_What is required_
In your copy, leave out the pictures and repeat every record exactly.

*** Opening Supplied records ***

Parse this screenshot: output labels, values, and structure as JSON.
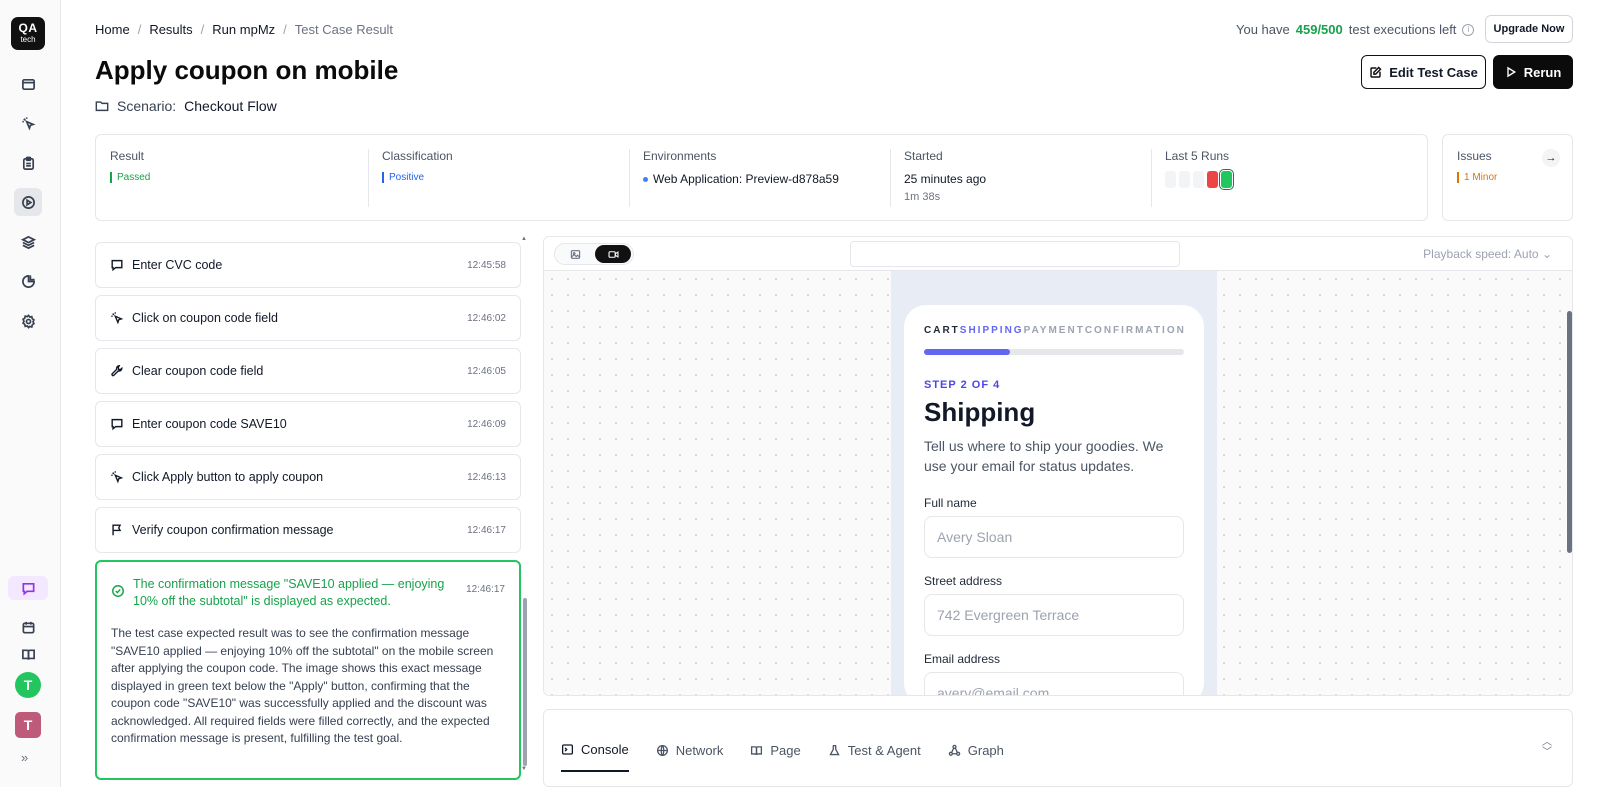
{
  "app": {
    "logo_line1": "QA",
    "logo_line2": "tech"
  },
  "sidebar": {
    "items": [
      {
        "name": "browser-icon"
      },
      {
        "name": "cursor-click-icon"
      },
      {
        "name": "clipboard-icon"
      },
      {
        "name": "play-circle-icon"
      },
      {
        "name": "layers-icon"
      },
      {
        "name": "pie-chart-icon"
      },
      {
        "name": "gear-icon"
      }
    ],
    "bottom_items": [
      {
        "name": "chat-icon"
      },
      {
        "name": "calendar-icon"
      },
      {
        "name": "book-icon"
      }
    ],
    "avatar1": "T",
    "avatar2": "T",
    "expand": "»"
  },
  "breadcrumb": [
    "Home",
    "Results",
    "Run mpMz",
    "Test Case Result"
  ],
  "breadcrumb_sep": "/",
  "quota": {
    "prefix": "You have",
    "count": "459/500",
    "suffix": "test executions left",
    "info": "i"
  },
  "upgrade_label": "Upgrade Now",
  "title": "Apply coupon on mobile",
  "scenario": {
    "label": "Scenario:",
    "name": "Checkout Flow"
  },
  "actions": {
    "edit": "Edit Test Case",
    "rerun": "Rerun"
  },
  "summary": {
    "result": {
      "label": "Result",
      "value": "Passed"
    },
    "classification": {
      "label": "Classification",
      "value": "Positive"
    },
    "environments": {
      "label": "Environments",
      "value": "Web Application: Preview-d878a59"
    },
    "started": {
      "label": "Started",
      "value": "25 minutes ago",
      "duration": "1m 38s"
    },
    "last_runs": {
      "label": "Last 5 Runs",
      "runs": [
        "none",
        "none",
        "none",
        "failed",
        "passed"
      ]
    },
    "issues": {
      "label": "Issues",
      "value": "1 Minor",
      "arrow": "→"
    }
  },
  "steps": [
    {
      "icon": "message-icon",
      "text": "Enter CVC code",
      "time": "12:45:58"
    },
    {
      "icon": "click-icon",
      "text": "Click on coupon code field",
      "time": "12:46:02"
    },
    {
      "icon": "wrench-icon",
      "text": "Clear coupon code field",
      "time": "12:46:05"
    },
    {
      "icon": "message-icon",
      "text": "Enter coupon code SAVE10",
      "time": "12:46:09"
    },
    {
      "icon": "click-icon",
      "text": "Click Apply button to apply coupon",
      "time": "12:46:13"
    },
    {
      "icon": "flag-icon",
      "text": "Verify coupon confirmation message",
      "time": "12:46:17"
    }
  ],
  "result_step": {
    "title": "The confirmation message \"SAVE10 applied — enjoying 10% off the subtotal\" is displayed as expected.",
    "time": "12:46:17",
    "body": "The test case expected result was to see the confirmation message \"SAVE10 applied — enjoying 10% off the subtotal\" on the mobile screen after applying the coupon code. The image shows this exact message displayed in green text below the \"Apply\" button, confirming that the coupon code \"SAVE10\" was successfully applied and the discount was acknowledged. All required fields were filled correctly, and the expected confirmation message is present, fulfilling the test goal."
  },
  "preview": {
    "speed": "Playback speed: Auto",
    "speed_chevron": "⌄",
    "url": "",
    "screen": {
      "crumbs": [
        "CART",
        "SHIPPING",
        "PAYMENT",
        "CONFIRMATION"
      ],
      "progress": 0.33,
      "step_of": "STEP 2 OF 4",
      "title": "Shipping",
      "description": "Tell us where to ship your goodies. We use your email for status updates.",
      "fields": [
        {
          "label": "Full name",
          "placeholder": "Avery Sloan"
        },
        {
          "label": "Street address",
          "placeholder": "742 Evergreen Terrace"
        },
        {
          "label": "Email address",
          "placeholder": "avery@email.com"
        }
      ]
    }
  },
  "tabs": [
    {
      "label": "Console",
      "icon": "terminal-icon",
      "active": true
    },
    {
      "label": "Network",
      "icon": "globe-icon"
    },
    {
      "label": "Page",
      "icon": "book-open-icon"
    },
    {
      "label": "Test & Agent",
      "icon": "flask-icon"
    },
    {
      "label": "Graph",
      "icon": "graph-icon"
    }
  ],
  "colors": {
    "accent": "#6366f1",
    "pass": "#22c55e",
    "fail": "#ef4444",
    "info": "#2563eb",
    "warn": "#d97706"
  }
}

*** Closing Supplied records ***

_Solution_
Parse this screenshot: output labels, values, and structure as JSON.
{
  "app": {
    "logo_line1": "QA",
    "logo_line2": "tech"
  },
  "sidebar": {
    "items": [
      {
        "name": "browser-icon"
      },
      {
        "name": "cursor-click-icon"
      },
      {
        "name": "clipboard-icon"
      },
      {
        "name": "play-circle-icon"
      },
      {
        "name": "layers-icon"
      },
      {
        "name": "pie-chart-icon"
      },
      {
        "name": "gear-icon"
      }
    ],
    "bottom_items": [
      {
        "name": "chat-icon"
      },
      {
        "name": "calendar-icon"
      },
      {
        "name": "book-icon"
      }
    ],
    "avatar1": "T",
    "avatar2": "T",
    "expand": "»"
  },
  "breadcrumb": [
    "Home",
    "Results",
    "Run mpMz",
    "Test Case Result"
  ],
  "breadcrumb_sep": "/",
  "quota": {
    "prefix": "You have",
    "count": "459/500",
    "suffix": "test executions left",
    "info": "i"
  },
  "upgrade_label": "Upgrade Now",
  "title": "Apply coupon on mobile",
  "scenario": {
    "label": "Scenario:",
    "name": "Checkout Flow"
  },
  "actions": {
    "edit": "Edit Test Case",
    "rerun": "Rerun"
  },
  "summary": {
    "result": {
      "label": "Result",
      "value": "Passed"
    },
    "classification": {
      "label": "Classification",
      "value": "Positive"
    },
    "environments": {
      "label": "Environments",
      "value": "Web Application: Preview-d878a59"
    },
    "started": {
      "label": "Started",
      "value": "25 minutes ago",
      "duration": "1m 38s"
    },
    "last_runs": {
      "label": "Last 5 Runs",
      "runs": [
        "none",
        "none",
        "none",
        "failed",
        "passed"
      ]
    },
    "issues": {
      "label": "Issues",
      "value": "1 Minor",
      "arrow": "→"
    }
  },
  "steps": [
    {
      "icon": "message-icon",
      "text": "Enter CVC code",
      "time": "12:45:58"
    },
    {
      "icon": "click-icon",
      "text": "Click on coupon code field",
      "time": "12:46:02"
    },
    {
      "icon": "wrench-icon",
      "text": "Clear coupon code field",
      "time": "12:46:05"
    },
    {
      "icon": "message-icon",
      "text": "Enter coupon code SAVE10",
      "time": "12:46:09"
    },
    {
      "icon": "click-icon",
      "text": "Click Apply button to apply coupon",
      "time": "12:46:13"
    },
    {
      "icon": "flag-icon",
      "text": "Verify coupon confirmation message",
      "time": "12:46:17"
    }
  ],
  "result_step": {
    "title": "The confirmation message \"SAVE10 applied — enjoying 10% off the subtotal\" is displayed as expected.",
    "time": "12:46:17",
    "body": "The test case expected result was to see the confirmation message \"SAVE10 applied — enjoying 10% off the subtotal\" on the mobile screen after applying the coupon code. The image shows this exact message displayed in green text below the \"Apply\" button, confirming that the coupon code \"SAVE10\" was successfully applied and the discount was acknowledged. All required fields were filled correctly, and the expected confirmation message is present, fulfilling the test goal."
  },
  "preview": {
    "speed": "Playback speed: Auto",
    "speed_chevron": "⌄",
    "url": "",
    "screen": {
      "crumbs": [
        "CART",
        "SHIPPING",
        "PAYMENT",
        "CONFIRMATION"
      ],
      "progress": 0.33,
      "step_of": "STEP 2 OF 4",
      "title": "Shipping",
      "description": "Tell us where to ship your goodies. We use your email for status updates.",
      "fields": [
        {
          "label": "Full name",
          "placeholder": "Avery Sloan"
        },
        {
          "label": "Street address",
          "placeholder": "742 Evergreen Terrace"
        },
        {
          "label": "Email address",
          "placeholder": "avery@email.com"
        }
      ]
    }
  },
  "tabs": [
    {
      "label": "Console",
      "icon": "terminal-icon",
      "active": true
    },
    {
      "label": "Network",
      "icon": "globe-icon"
    },
    {
      "label": "Page",
      "icon": "book-open-icon"
    },
    {
      "label": "Test & Agent",
      "icon": "flask-icon"
    },
    {
      "label": "Graph",
      "icon": "graph-icon"
    }
  ],
  "colors": {
    "accent": "#6366f1",
    "pass": "#22c55e",
    "fail": "#ef4444",
    "info": "#2563eb",
    "warn": "#d97706"
  }
}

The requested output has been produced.